WHAT IS NEEDED:
Answer with nothing but the number of lines in the listing below that contain "Best".
※
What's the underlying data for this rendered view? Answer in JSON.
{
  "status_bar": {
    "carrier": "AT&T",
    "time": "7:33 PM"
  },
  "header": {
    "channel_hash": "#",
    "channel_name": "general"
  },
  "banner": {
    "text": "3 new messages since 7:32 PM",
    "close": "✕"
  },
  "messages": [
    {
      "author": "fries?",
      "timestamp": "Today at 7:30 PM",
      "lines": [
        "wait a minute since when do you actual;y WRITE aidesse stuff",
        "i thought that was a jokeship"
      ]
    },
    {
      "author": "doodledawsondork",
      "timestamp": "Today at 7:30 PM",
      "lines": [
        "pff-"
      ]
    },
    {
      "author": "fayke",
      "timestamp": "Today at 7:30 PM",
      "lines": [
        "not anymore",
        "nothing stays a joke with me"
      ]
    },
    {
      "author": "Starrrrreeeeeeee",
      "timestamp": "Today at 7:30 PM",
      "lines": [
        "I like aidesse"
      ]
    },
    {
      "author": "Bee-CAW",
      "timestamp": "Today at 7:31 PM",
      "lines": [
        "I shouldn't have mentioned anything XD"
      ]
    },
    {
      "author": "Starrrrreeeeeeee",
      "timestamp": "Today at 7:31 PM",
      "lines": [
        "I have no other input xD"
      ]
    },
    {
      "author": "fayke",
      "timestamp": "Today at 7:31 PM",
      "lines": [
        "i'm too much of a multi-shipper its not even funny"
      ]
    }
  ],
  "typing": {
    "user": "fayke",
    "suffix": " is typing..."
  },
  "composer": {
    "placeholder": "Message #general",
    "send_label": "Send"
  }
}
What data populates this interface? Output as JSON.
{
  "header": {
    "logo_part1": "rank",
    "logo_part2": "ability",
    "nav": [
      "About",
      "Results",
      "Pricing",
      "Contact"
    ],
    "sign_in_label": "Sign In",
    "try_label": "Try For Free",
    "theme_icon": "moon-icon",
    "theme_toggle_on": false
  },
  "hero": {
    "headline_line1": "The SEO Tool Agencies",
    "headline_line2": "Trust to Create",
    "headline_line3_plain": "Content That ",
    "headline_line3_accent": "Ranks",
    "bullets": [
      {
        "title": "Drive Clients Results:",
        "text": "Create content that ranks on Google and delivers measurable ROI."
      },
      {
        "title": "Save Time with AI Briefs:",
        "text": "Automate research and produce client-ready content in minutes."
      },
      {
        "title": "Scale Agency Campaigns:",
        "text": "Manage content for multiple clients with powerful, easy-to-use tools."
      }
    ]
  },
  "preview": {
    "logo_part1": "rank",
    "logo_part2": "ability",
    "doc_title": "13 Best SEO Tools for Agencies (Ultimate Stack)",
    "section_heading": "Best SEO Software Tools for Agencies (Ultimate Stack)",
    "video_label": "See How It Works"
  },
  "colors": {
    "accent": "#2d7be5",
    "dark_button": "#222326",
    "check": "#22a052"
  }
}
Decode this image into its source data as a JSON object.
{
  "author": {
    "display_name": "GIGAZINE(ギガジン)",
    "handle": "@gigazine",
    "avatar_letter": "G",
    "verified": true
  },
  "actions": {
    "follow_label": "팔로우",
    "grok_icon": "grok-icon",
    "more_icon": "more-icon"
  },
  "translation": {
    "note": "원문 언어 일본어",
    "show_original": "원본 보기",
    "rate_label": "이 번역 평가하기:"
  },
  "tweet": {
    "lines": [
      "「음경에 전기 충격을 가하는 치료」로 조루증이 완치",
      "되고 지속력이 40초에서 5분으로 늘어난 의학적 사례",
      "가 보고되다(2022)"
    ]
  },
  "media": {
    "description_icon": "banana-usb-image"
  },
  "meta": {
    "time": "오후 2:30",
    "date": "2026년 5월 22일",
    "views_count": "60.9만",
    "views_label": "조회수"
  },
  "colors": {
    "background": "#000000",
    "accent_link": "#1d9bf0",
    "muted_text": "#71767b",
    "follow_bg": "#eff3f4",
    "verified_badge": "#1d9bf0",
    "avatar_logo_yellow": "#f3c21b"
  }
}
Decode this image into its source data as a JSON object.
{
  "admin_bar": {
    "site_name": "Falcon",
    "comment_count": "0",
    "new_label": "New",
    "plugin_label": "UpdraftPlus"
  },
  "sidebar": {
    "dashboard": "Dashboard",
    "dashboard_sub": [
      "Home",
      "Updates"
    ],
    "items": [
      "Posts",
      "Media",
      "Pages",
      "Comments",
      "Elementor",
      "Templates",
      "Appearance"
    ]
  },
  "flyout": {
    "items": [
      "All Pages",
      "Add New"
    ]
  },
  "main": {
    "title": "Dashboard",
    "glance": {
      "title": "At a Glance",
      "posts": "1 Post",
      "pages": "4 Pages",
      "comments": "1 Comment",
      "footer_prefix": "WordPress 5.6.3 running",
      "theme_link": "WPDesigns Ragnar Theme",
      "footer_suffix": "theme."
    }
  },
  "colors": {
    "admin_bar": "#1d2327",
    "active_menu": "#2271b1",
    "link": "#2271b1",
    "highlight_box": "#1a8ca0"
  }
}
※
SOLUTION:
2